The task >>
A single number is the whole answer: the count of lines in these entries that hold "заказам".

(Extracted data entries)
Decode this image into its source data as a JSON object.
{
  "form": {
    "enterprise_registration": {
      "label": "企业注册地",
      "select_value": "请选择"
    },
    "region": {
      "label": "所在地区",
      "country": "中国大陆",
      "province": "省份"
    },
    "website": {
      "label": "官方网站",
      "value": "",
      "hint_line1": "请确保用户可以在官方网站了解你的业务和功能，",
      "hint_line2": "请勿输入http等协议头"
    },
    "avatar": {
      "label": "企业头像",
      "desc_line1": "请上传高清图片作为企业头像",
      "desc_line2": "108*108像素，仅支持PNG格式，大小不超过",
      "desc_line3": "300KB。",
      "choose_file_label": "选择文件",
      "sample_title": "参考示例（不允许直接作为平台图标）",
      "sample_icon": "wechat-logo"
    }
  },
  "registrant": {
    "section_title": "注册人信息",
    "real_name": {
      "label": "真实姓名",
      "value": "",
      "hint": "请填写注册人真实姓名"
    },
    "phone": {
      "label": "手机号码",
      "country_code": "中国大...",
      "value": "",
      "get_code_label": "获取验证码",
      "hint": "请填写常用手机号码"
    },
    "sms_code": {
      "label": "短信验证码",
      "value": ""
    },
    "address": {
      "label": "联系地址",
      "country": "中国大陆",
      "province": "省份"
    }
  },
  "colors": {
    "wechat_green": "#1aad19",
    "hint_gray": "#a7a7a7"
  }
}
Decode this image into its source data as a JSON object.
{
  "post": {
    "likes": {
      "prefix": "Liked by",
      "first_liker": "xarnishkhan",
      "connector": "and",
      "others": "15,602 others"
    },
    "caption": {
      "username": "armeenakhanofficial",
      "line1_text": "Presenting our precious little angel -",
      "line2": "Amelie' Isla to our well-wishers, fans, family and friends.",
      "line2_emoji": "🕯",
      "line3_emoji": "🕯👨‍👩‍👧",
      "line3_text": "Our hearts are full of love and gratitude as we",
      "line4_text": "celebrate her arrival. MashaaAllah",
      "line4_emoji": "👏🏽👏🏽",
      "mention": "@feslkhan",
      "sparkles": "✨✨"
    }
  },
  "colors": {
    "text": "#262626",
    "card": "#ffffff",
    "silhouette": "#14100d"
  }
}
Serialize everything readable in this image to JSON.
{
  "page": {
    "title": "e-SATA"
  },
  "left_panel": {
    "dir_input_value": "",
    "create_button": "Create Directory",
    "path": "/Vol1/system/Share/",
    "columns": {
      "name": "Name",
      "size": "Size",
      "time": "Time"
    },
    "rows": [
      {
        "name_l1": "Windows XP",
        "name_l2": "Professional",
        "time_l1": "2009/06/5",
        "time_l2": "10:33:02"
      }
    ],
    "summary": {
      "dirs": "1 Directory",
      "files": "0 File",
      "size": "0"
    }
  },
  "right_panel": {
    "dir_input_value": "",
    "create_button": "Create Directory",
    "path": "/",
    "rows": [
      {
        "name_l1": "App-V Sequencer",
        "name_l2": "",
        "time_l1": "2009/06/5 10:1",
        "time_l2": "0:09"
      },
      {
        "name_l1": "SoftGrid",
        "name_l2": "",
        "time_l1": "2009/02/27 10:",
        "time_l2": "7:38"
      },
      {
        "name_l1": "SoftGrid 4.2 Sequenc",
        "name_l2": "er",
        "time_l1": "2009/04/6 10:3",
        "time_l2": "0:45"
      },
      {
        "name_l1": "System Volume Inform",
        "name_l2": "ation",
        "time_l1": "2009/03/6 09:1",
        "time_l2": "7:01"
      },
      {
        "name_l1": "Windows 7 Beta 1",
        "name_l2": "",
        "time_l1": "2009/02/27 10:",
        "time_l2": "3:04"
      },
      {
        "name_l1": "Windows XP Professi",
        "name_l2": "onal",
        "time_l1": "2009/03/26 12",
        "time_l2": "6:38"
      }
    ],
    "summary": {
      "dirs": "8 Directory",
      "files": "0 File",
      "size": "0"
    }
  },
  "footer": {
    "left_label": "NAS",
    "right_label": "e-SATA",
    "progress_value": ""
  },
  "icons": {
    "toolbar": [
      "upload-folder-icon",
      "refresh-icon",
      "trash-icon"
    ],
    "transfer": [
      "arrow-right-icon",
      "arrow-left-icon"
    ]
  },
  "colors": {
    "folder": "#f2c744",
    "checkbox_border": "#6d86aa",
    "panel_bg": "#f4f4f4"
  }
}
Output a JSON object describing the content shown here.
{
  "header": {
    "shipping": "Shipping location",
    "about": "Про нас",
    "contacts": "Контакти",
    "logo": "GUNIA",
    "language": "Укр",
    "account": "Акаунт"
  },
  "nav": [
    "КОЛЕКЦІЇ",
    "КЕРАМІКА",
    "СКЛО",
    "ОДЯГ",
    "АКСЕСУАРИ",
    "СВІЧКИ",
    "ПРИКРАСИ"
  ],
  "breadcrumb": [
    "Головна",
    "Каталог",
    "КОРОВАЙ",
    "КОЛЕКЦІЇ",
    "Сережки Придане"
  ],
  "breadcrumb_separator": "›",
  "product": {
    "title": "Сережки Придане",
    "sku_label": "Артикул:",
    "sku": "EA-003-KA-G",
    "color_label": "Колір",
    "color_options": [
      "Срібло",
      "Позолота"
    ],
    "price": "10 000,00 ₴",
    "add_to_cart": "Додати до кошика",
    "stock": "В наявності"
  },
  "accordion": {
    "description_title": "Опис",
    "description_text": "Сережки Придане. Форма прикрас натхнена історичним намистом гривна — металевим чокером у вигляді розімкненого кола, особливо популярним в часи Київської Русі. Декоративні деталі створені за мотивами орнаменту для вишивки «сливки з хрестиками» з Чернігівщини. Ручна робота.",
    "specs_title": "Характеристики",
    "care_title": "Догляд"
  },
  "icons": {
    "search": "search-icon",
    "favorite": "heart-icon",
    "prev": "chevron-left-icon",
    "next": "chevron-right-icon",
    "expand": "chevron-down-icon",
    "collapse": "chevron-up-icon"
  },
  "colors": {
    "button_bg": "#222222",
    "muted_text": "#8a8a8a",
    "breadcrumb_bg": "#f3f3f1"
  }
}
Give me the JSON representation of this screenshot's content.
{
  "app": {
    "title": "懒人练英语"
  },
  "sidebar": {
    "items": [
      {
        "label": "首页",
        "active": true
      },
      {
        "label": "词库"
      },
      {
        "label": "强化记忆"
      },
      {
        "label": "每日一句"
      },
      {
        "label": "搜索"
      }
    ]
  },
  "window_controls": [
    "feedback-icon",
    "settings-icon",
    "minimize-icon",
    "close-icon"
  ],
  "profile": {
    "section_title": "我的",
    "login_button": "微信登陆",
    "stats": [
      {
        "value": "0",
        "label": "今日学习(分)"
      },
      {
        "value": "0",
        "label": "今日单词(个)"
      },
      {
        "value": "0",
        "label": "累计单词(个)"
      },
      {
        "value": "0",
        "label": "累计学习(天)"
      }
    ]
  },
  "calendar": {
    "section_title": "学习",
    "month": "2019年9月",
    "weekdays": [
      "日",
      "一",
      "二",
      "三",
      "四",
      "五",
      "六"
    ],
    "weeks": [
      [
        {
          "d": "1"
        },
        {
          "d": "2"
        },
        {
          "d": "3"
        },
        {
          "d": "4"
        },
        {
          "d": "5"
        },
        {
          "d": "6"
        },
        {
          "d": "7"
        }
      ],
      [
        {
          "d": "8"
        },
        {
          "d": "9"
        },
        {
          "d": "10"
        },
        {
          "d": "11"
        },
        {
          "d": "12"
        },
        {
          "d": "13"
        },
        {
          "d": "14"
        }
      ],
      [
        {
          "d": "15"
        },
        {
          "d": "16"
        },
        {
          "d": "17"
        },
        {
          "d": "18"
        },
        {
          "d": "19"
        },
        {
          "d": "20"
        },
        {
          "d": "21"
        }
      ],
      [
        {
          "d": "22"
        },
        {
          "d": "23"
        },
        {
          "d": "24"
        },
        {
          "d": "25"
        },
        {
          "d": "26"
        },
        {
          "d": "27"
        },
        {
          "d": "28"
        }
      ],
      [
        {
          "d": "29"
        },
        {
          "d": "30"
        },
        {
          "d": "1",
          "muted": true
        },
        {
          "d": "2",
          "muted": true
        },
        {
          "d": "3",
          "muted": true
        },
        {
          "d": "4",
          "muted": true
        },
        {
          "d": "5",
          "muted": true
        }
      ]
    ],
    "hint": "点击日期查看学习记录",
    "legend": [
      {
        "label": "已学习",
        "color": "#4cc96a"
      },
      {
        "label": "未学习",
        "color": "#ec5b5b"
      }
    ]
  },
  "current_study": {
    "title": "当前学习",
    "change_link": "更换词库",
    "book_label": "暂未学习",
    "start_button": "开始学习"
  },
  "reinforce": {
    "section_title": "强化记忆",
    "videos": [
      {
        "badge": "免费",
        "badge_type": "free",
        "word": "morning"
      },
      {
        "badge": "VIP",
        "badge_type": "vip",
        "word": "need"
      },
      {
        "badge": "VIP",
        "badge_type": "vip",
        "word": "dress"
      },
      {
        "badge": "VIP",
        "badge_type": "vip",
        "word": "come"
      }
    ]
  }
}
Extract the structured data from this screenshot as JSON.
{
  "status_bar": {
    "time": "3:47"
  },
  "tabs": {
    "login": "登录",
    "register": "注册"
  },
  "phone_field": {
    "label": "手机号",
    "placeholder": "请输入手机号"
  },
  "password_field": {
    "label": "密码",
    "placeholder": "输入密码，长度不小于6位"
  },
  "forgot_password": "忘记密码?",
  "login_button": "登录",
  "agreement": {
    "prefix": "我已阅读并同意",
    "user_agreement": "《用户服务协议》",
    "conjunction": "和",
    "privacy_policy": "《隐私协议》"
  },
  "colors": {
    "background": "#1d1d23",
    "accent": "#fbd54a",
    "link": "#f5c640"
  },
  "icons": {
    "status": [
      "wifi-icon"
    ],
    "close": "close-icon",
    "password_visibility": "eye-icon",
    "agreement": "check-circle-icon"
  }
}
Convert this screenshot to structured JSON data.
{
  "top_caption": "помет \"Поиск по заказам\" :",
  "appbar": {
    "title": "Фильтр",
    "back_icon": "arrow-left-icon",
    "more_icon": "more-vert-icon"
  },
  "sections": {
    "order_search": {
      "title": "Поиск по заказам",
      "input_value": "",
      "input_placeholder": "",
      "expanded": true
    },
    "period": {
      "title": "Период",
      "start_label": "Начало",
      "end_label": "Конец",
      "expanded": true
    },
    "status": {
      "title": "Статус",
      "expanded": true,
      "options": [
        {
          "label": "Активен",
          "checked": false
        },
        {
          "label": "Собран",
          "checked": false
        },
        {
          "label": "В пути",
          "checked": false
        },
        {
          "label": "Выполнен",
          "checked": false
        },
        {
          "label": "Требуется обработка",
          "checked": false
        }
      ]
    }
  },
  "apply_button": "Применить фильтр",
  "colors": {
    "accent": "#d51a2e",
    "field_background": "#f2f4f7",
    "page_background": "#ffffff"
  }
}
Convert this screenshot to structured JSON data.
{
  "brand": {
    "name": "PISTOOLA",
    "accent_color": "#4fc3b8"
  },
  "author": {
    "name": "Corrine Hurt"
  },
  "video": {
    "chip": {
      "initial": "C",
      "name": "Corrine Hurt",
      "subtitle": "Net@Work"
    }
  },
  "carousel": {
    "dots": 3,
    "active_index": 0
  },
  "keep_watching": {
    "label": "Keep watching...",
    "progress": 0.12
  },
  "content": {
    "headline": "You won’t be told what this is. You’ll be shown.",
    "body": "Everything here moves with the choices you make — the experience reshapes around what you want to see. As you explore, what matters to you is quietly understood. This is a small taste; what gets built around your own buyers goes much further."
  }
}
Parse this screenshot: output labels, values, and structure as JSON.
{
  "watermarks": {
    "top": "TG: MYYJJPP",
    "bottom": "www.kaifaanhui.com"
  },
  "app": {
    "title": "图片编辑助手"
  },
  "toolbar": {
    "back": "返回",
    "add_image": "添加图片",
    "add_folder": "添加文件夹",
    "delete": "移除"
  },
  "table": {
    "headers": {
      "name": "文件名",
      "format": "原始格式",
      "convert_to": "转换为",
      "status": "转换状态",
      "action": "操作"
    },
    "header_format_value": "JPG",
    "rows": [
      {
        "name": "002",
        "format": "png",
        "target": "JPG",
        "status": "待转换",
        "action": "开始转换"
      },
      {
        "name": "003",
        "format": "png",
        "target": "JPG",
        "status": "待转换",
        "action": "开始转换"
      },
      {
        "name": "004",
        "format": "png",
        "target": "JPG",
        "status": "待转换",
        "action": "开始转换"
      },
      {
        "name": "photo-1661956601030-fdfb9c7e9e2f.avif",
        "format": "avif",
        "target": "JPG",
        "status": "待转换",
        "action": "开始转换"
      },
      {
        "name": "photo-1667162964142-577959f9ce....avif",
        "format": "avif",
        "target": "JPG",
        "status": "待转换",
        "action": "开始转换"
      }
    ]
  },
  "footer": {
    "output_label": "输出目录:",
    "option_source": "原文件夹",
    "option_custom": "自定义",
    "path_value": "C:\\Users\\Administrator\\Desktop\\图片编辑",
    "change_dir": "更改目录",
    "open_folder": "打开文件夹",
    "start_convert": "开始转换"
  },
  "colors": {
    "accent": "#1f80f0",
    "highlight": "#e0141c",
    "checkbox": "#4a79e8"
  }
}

Result below >>
2